(Beginning of Extracted material)

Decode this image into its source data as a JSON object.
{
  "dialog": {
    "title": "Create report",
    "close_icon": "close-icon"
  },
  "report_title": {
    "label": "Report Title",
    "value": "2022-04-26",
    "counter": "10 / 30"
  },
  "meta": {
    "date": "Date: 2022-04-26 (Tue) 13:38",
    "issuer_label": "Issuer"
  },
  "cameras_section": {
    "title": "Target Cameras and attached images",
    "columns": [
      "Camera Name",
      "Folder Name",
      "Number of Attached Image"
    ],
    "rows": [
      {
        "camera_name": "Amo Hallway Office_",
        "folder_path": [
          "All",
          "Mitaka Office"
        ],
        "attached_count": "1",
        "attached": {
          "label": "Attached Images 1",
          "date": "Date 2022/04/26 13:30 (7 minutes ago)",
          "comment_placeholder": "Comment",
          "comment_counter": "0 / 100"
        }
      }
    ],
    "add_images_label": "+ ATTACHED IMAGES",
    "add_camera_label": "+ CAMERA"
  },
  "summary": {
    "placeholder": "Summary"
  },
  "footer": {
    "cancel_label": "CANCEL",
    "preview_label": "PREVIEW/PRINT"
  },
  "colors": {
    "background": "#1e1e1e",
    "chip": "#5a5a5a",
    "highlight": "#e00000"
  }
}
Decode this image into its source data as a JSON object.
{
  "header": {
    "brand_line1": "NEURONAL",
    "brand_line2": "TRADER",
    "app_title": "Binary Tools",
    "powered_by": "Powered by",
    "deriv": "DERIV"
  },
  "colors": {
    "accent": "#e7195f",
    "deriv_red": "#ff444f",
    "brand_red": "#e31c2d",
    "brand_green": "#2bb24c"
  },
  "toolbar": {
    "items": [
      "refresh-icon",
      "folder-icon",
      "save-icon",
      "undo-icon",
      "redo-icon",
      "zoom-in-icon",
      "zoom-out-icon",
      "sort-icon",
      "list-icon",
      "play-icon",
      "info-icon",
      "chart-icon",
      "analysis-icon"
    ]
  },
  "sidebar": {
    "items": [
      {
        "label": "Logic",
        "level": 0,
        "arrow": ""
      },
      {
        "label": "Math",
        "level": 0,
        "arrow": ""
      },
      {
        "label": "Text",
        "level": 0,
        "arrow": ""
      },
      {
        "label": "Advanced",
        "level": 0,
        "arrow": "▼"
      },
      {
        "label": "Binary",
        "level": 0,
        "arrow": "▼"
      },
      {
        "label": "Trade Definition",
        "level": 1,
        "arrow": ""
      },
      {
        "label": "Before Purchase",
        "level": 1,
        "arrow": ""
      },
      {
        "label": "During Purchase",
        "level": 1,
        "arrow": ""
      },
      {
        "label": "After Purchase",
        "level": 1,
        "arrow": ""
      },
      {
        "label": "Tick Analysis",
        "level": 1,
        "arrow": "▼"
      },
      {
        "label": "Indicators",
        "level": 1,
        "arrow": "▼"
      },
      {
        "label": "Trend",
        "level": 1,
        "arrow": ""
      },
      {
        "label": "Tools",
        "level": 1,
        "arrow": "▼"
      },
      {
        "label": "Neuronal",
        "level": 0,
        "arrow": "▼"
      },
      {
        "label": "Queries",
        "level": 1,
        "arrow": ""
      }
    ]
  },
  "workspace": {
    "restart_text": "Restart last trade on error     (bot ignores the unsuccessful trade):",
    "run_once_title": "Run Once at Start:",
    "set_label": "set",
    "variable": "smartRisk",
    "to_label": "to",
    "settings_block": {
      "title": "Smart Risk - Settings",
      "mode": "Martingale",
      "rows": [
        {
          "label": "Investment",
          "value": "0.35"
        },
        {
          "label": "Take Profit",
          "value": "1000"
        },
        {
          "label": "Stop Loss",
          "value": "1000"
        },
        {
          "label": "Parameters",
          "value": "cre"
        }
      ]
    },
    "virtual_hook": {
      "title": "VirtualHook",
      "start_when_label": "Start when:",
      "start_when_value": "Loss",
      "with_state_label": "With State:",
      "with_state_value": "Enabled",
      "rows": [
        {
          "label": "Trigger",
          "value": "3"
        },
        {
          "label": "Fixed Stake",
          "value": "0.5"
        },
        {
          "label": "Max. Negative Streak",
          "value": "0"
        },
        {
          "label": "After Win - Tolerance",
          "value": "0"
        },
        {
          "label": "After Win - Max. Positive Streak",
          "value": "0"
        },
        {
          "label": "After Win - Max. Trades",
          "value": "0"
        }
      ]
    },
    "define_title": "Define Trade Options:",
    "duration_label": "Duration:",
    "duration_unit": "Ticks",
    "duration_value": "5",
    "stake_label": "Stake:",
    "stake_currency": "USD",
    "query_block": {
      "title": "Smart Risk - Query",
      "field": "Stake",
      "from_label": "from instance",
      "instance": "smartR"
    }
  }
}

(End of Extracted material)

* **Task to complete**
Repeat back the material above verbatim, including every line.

* **Exercise response**
Decode this image into its source data as a JSON object.
{
  "dialog": {
    "title": "Create report",
    "close_icon": "close-icon"
  },
  "report_title": {
    "label": "Report Title",
    "value": "2022-04-26",
    "counter": "10 / 30"
  },
  "meta": {
    "date": "Date: 2022-04-26 (Tue) 13:38",
    "issuer_label": "Issuer"
  },
  "cameras_section": {
    "title": "Target Cameras and attached images",
    "columns": [
      "Camera Name",
      "Folder Name",
      "Number of Attached Image"
    ],
    "rows": [
      {
        "camera_name": "Amo Hallway Office_",
        "folder_path": [
          "All",
          "Mitaka Office"
        ],
        "attached_count": "1",
        "attached": {
          "label": "Attached Images 1",
          "date": "Date 2022/04/26 13:30 (7 minutes ago)",
          "comment_placeholder": "Comment",
          "comment_counter": "0 / 100"
        }
      }
    ],
    "add_images_label": "+ ATTACHED IMAGES",
    "add_camera_label": "+ CAMERA"
  },
  "summary": {
    "placeholder": "Summary"
  },
  "footer": {
    "cancel_label": "CANCEL",
    "preview_label": "PREVIEW/PRINT"
  },
  "colors": {
    "background": "#1e1e1e",
    "chip": "#5a5a5a",
    "highlight": "#e00000"
  }
}
Decode this image into its source data as a JSON object.
{
  "header": {
    "brand_line1": "NEURONAL",
    "brand_line2": "TRADER",
    "app_title": "Binary Tools",
    "powered_by": "Powered by",
    "deriv": "DERIV"
  },
  "colors": {
    "accent": "#e7195f",
    "deriv_red": "#ff444f",
    "brand_red": "#e31c2d",
    "brand_green": "#2bb24c"
  },
  "toolbar": {
    "items": [
      "refresh-icon",
      "folder-icon",
      "save-icon",
      "undo-icon",
      "redo-icon",
      "zoom-in-icon",
      "zoom-out-icon",
      "sort-icon",
      "list-icon",
      "play-icon",
      "info-icon",
      "chart-icon",
      "analysis-icon"
    ]
  },
  "sidebar": {
    "items": [
      {
        "label": "Logic",
        "level": 0,
        "arrow": ""
      },
      {
        "label": "Math",
        "level": 0,
        "arrow": ""
      },
      {
        "label": "Text",
        "level": 0,
        "arrow": ""
      },
      {
        "label": "Advanced",
        "level": 0,
        "arrow": "▼"
      },
      {
        "label": "Binary",
        "level": 0,
        "arrow": "▼"
      },
      {
        "label": "Trade Definition",
        "level": 1,
        "arrow": ""
      },
      {
        "label": "Before Purchase",
        "level": 1,
        "arrow": ""
      },
      {
        "label": "During Purchase",
        "level": 1,
        "arrow": ""
      },
      {
        "label": "After Purchase",
        "level": 1,
        "arrow": ""
      },
      {
        "label": "Tick Analysis",
        "level": 1,
        "arrow": "▼"
      },
      {
        "label": "Indicators",
        "level": 1,
        "arrow": "▼"
      },
      {
        "label": "Trend",
        "level": 1,
        "arrow": ""
      },
      {
        "label": "Tools",
        "level": 1,
        "arrow": "▼"
      },
      {
        "label": "Neuronal",
        "level": 0,
        "arrow": "▼"
      },
      {
        "label": "Queries",
        "level": 1,
        "arrow": ""
      }
    ]
  },
  "workspace": {
    "restart_text": "Restart last trade on error     (bot ignores the unsuccessful trade):",
    "run_once_title": "Run Once at Start:",
    "set_label": "set",
    "variable": "smartRisk",
    "to_label": "to",
    "settings_block": {
      "title": "Smart Risk - Settings",
      "mode": "Martingale",
      "rows": [
        {
          "label": "Investment",
          "value": "0.35"
        },
        {
          "label": "Take Profit",
          "value": "1000"
        },
        {
          "label": "Stop Loss",
          "value": "1000"
        },
        {
          "label": "Parameters",
          "value": "cre"
        }
      ]
    },
    "virtual_hook": {
      "title": "VirtualHook",
      "start_when_label": "Start when:",
      "start_when_value": "Loss",
      "with_state_label": "With State:",
      "with_state_value": "Enabled",
      "rows": [
        {
          "label": "Trigger",
          "value": "3"
        },
        {
          "label": "Fixed Stake",
          "value": "0.5"
        },
        {
          "label": "Max. Negative Streak",
          "value": "0"
        },
        {
          "label": "After Win - Tolerance",
          "value": "0"
        },
        {
          "label": "After Win - Max. Positive Streak",
          "value": "0"
        },
        {
          "label": "After Win - Max. Trades",
          "value": "0"
        }
      ]
    },
    "define_title": "Define Trade Options:",
    "duration_label": "Duration:",
    "duration_unit": "Ticks",
    "duration_value": "5",
    "stake_label": "Stake:",
    "stake_currency": "USD",
    "query_block": {
      "title": "Smart Risk - Query",
      "field": "Stake",
      "from_label": "from instance",
      "instance": "smartR"
    }
  }
}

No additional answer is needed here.